The life-course perspective in particular is out of the public eye. Looking more deeply into research on the effects of early life, it is possible to estimate that roughly half of our health as adults is programmed from the time of conception to around two years of age. The importance of these “first thousand days” is the subject of increased interest and study, and explains a lot about the difficulties of focusing on short-term interventions to improve health. Countries with healthier populations structure this formative period by making it easier for parents to parent. In practical terms, this means that in modern societies where most people work outside the home, providing paid parental leave is the single most effective social intervention that can be undertaken for improving health. It can be thought of in the same light as public sanitation systems that make water safe to drink. We all benefit, rich and poor alike, from clean water, from sewage treatment, from immunizations, and other public health measures.

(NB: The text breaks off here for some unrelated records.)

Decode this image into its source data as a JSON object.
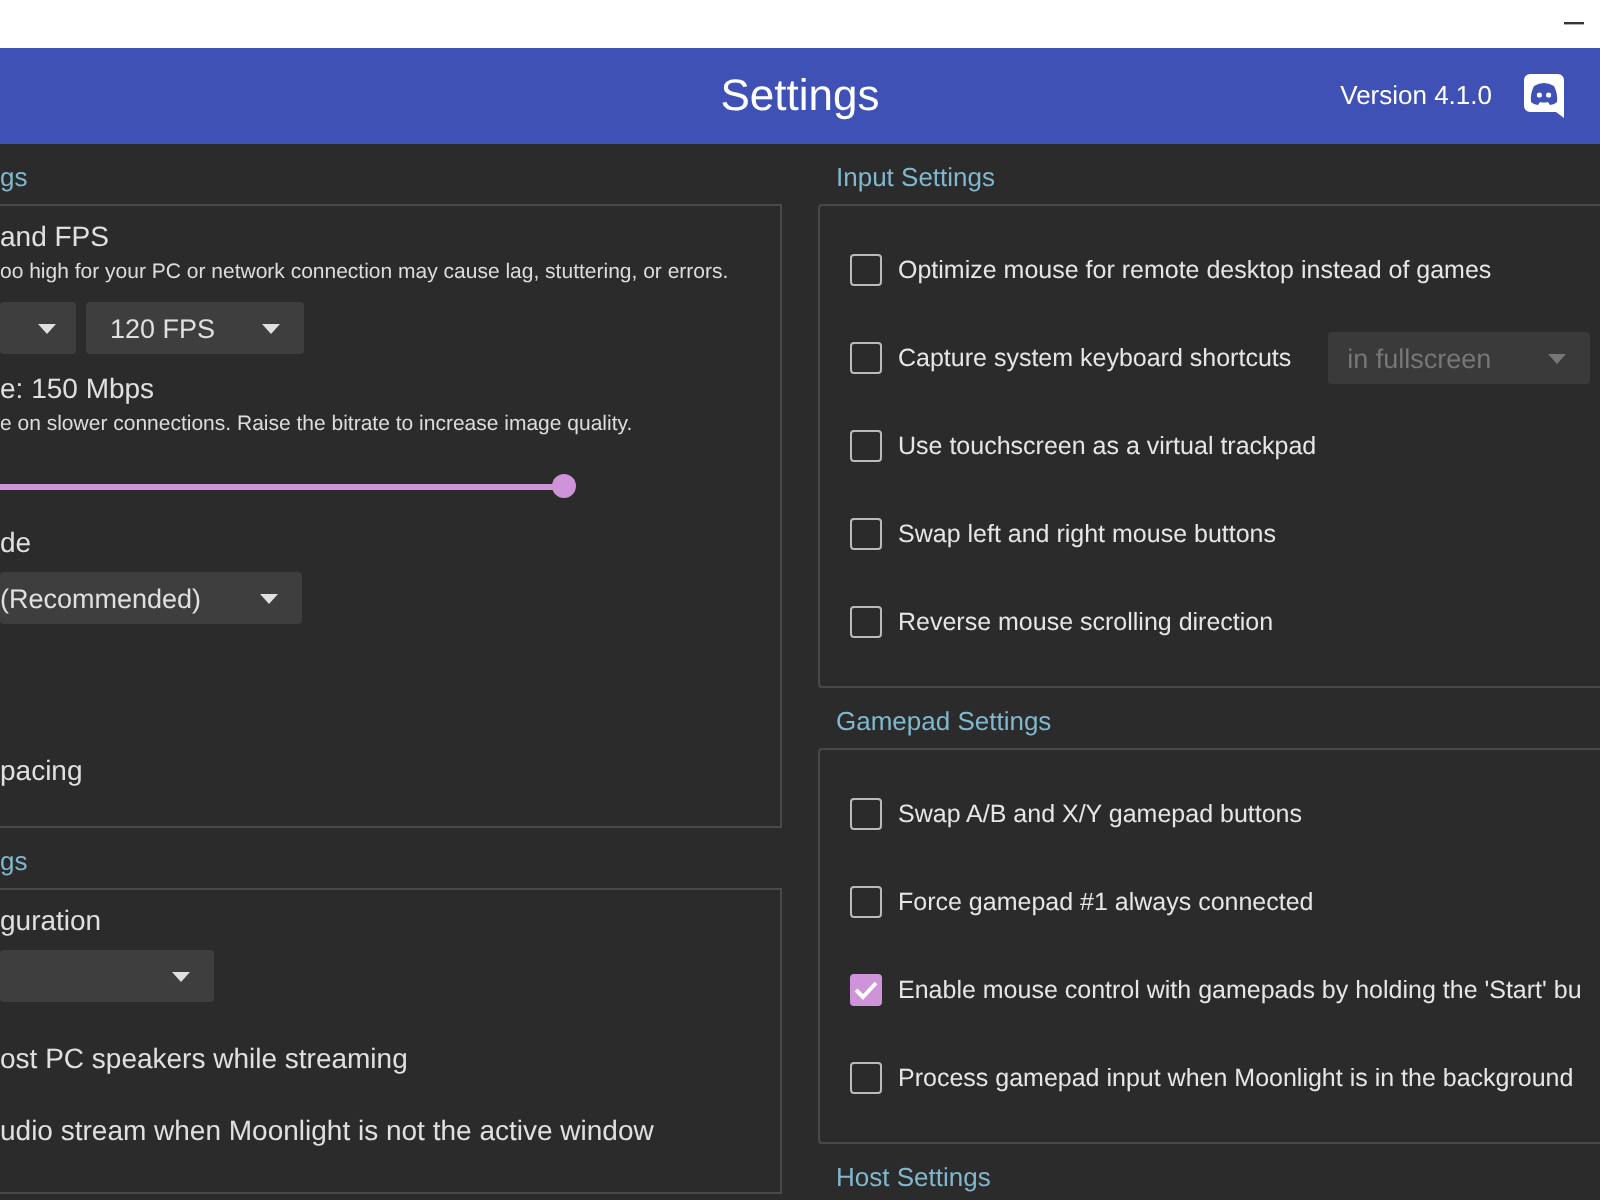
{
  "header": {
    "title": "Settings",
    "version": "Version 4.1.0"
  },
  "left_sections": [
    {
      "title": "gs",
      "items": [
        {
          "kind": "label",
          "text": "and FPS"
        },
        {
          "kind": "note",
          "text": "oo high for your PC or network connection may cause lag, stuttering, or errors."
        },
        {
          "kind": "selects",
          "selects": [
            {
              "partial": true
            },
            {
              "value": "120 FPS"
            }
          ]
        },
        {
          "kind": "label",
          "text": "e: 150 Mbps"
        },
        {
          "kind": "note",
          "text": "e on slower connections. Raise the bitrate to increase image quality."
        },
        {
          "kind": "slider",
          "level": 1.0
        },
        {
          "kind": "label",
          "text": "de"
        },
        {
          "kind": "select",
          "value": "(Recommended)"
        },
        {
          "kind": "check",
          "text": "pacing"
        }
      ]
    },
    {
      "title": "gs",
      "items": [
        {
          "kind": "label",
          "text": "guration"
        },
        {
          "kind": "select",
          "partial": true
        },
        {
          "kind": "check",
          "text": "ost PC speakers while streaming"
        },
        {
          "kind": "check",
          "text": "udio stream when Moonlight is not the active window"
        }
      ]
    }
  ],
  "right_sections": [
    {
      "title": "Input Settings",
      "items": [
        {
          "label": "Optimize mouse for remote desktop instead of games",
          "checked": false
        },
        {
          "label": "Capture system keyboard shortcuts",
          "checked": false,
          "select": {
            "value": "in fullscreen",
            "disabled": true
          }
        },
        {
          "label": "Use touchscreen as a virtual trackpad",
          "checked": false
        },
        {
          "label": "Swap left and right mouse buttons",
          "checked": false
        },
        {
          "label": "Reverse mouse scrolling direction",
          "checked": false
        }
      ]
    },
    {
      "title": "Gamepad Settings",
      "items": [
        {
          "label": "Swap A/B and X/Y gamepad buttons",
          "checked": false
        },
        {
          "label": "Force gamepad #1 always connected",
          "checked": false
        },
        {
          "label": "Enable mouse control with gamepads by holding the 'Start' bu",
          "checked": true
        },
        {
          "label": "Process gamepad input when Moonlight is in the background",
          "checked": false
        }
      ]
    },
    {
      "title": "Host Settings"
    }
  ]
}
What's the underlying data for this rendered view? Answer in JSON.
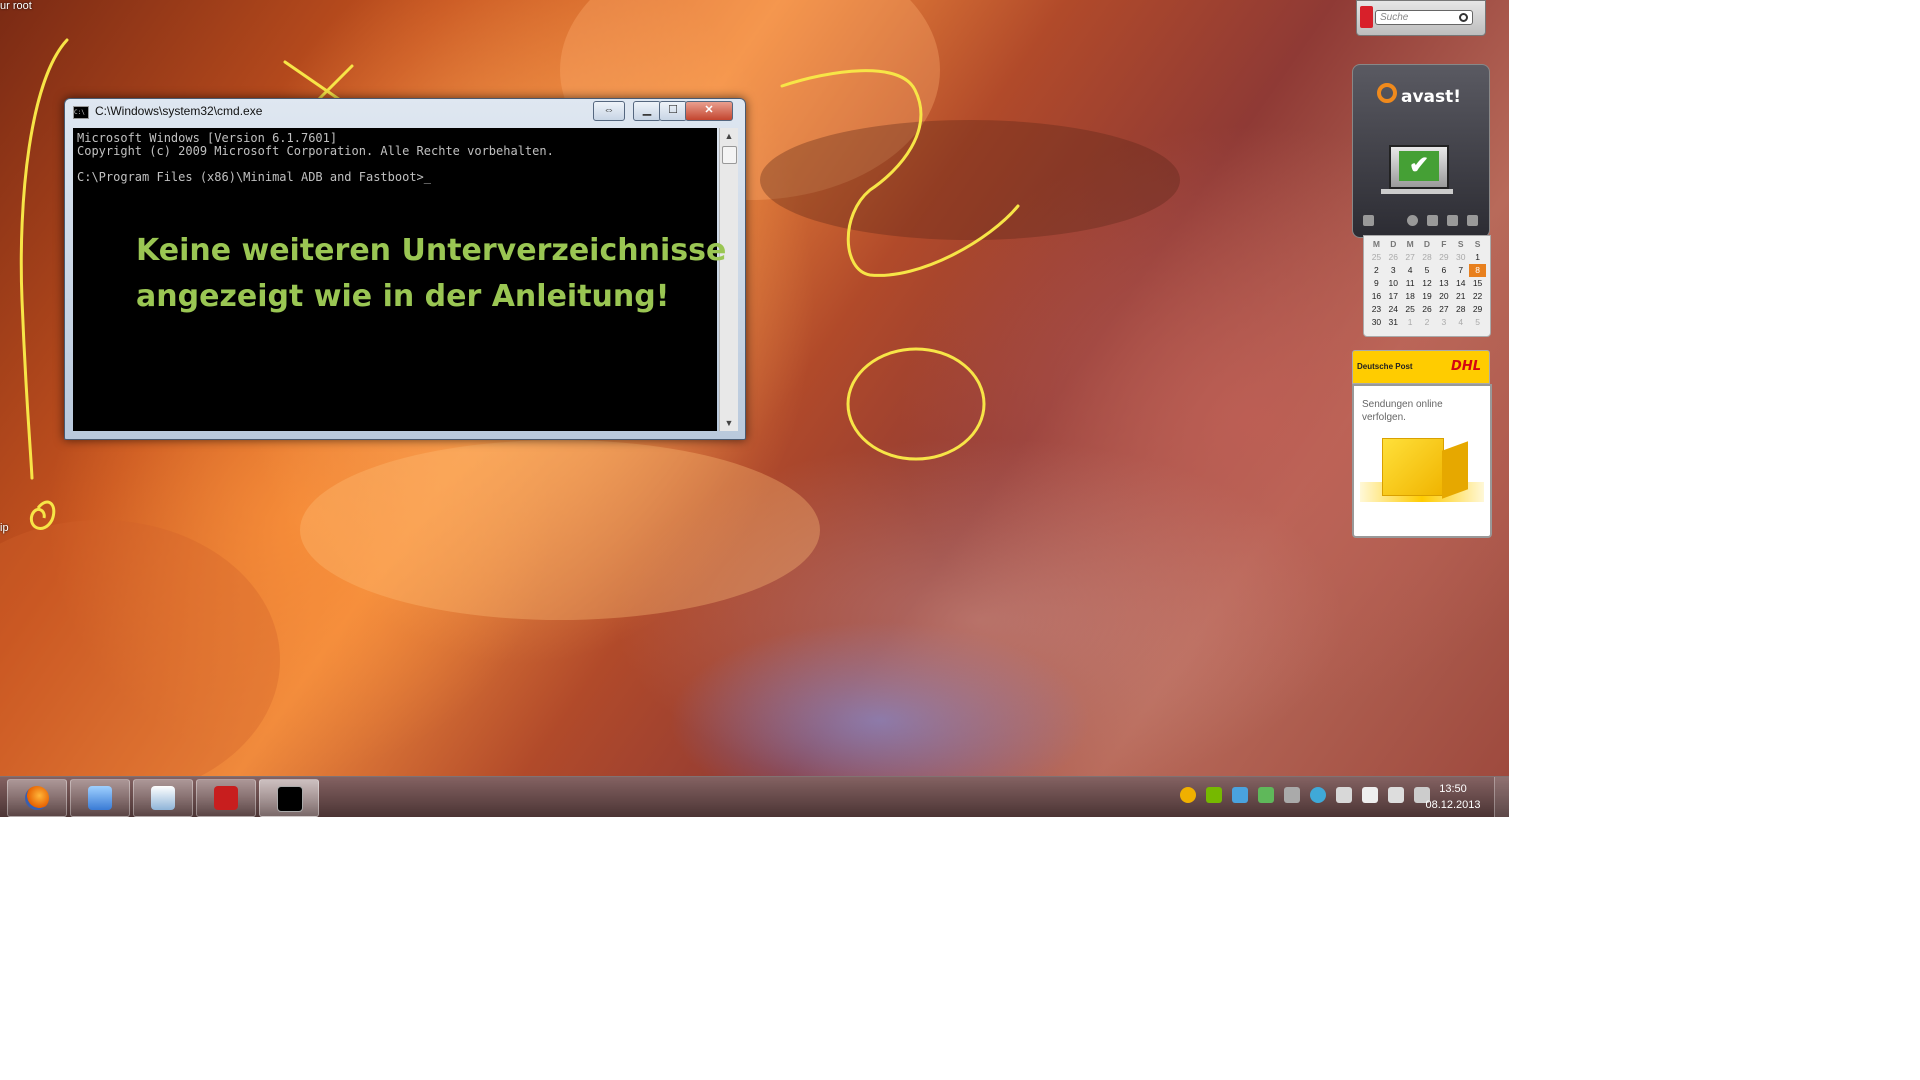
{
  "desktop": {
    "top_label": "ur root",
    "side_label": "ip"
  },
  "cmd_window": {
    "title": "C:\\Windows\\system32\\cmd.exe",
    "icon_text": "C:\\",
    "console_lines": [
      "Microsoft Windows [Version 6.1.7601]",
      "Copyright (c) 2009 Microsoft Corporation. Alle Rechte vorbehalten.",
      "",
      "C:\\Program Files (x86)\\Minimal ADB and Fastboot>_"
    ],
    "buttons": {
      "resize": "⇔",
      "minimize": "▁",
      "maximize": "☐",
      "close": "✕"
    }
  },
  "annotation": {
    "line1": "Keine weiteren Unterverzeichnisse",
    "line2": "angezeigt wie in der Anleitung!",
    "color": "#9ac653",
    "marker_color": "#f7e547"
  },
  "taskbar": {
    "buttons": [
      {
        "name": "firefox",
        "icon": "firefox-icon",
        "color": "#e66000"
      },
      {
        "name": "network",
        "icon": "network-icon",
        "color": "#3a7bd5"
      },
      {
        "name": "mail",
        "icon": "mail-icon",
        "color": "#8fb4d8"
      },
      {
        "name": "acrobat",
        "icon": "pdf-icon",
        "color": "#c81e1e"
      },
      {
        "name": "cmd",
        "icon": "cmd-icon",
        "color": "#000000"
      }
    ],
    "clock": {
      "time": "13:50",
      "date": "08.12.2013"
    }
  },
  "gadgets": {
    "search": {
      "placeholder": "Suche"
    },
    "avast": {
      "name": "avast!"
    },
    "calendar": {
      "weekday_headers": [
        "M",
        "D",
        "M",
        "D",
        "F",
        "S",
        "S"
      ],
      "rows": [
        [
          "25",
          "26",
          "27",
          "28",
          "29",
          "30",
          "1"
        ],
        [
          "2",
          "3",
          "4",
          "5",
          "6",
          "7",
          "8"
        ],
        [
          "9",
          "10",
          "11",
          "12",
          "13",
          "14",
          "15"
        ],
        [
          "16",
          "17",
          "18",
          "19",
          "20",
          "21",
          "22"
        ],
        [
          "23",
          "24",
          "25",
          "26",
          "27",
          "28",
          "29"
        ],
        [
          "30",
          "31",
          "1",
          "2",
          "3",
          "4",
          "5"
        ]
      ],
      "today": "8"
    },
    "dhl": {
      "brand_left": "Deutsche Post",
      "brand_right": "DHL",
      "text": "Sendungen online verfolgen."
    }
  }
}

Everyone in a society gains when children grow up to be healthy adults. The rest of the world seems to understand this simple fact, and only three countries in the world don’t have a policy, at least on the books, for paid maternal leave—Liberia, Papua New Guinea, and the United States. What does that say about our understanding, or concern, about the health of our youth?
Kaleem Caire is working on an early childhood program in Madison.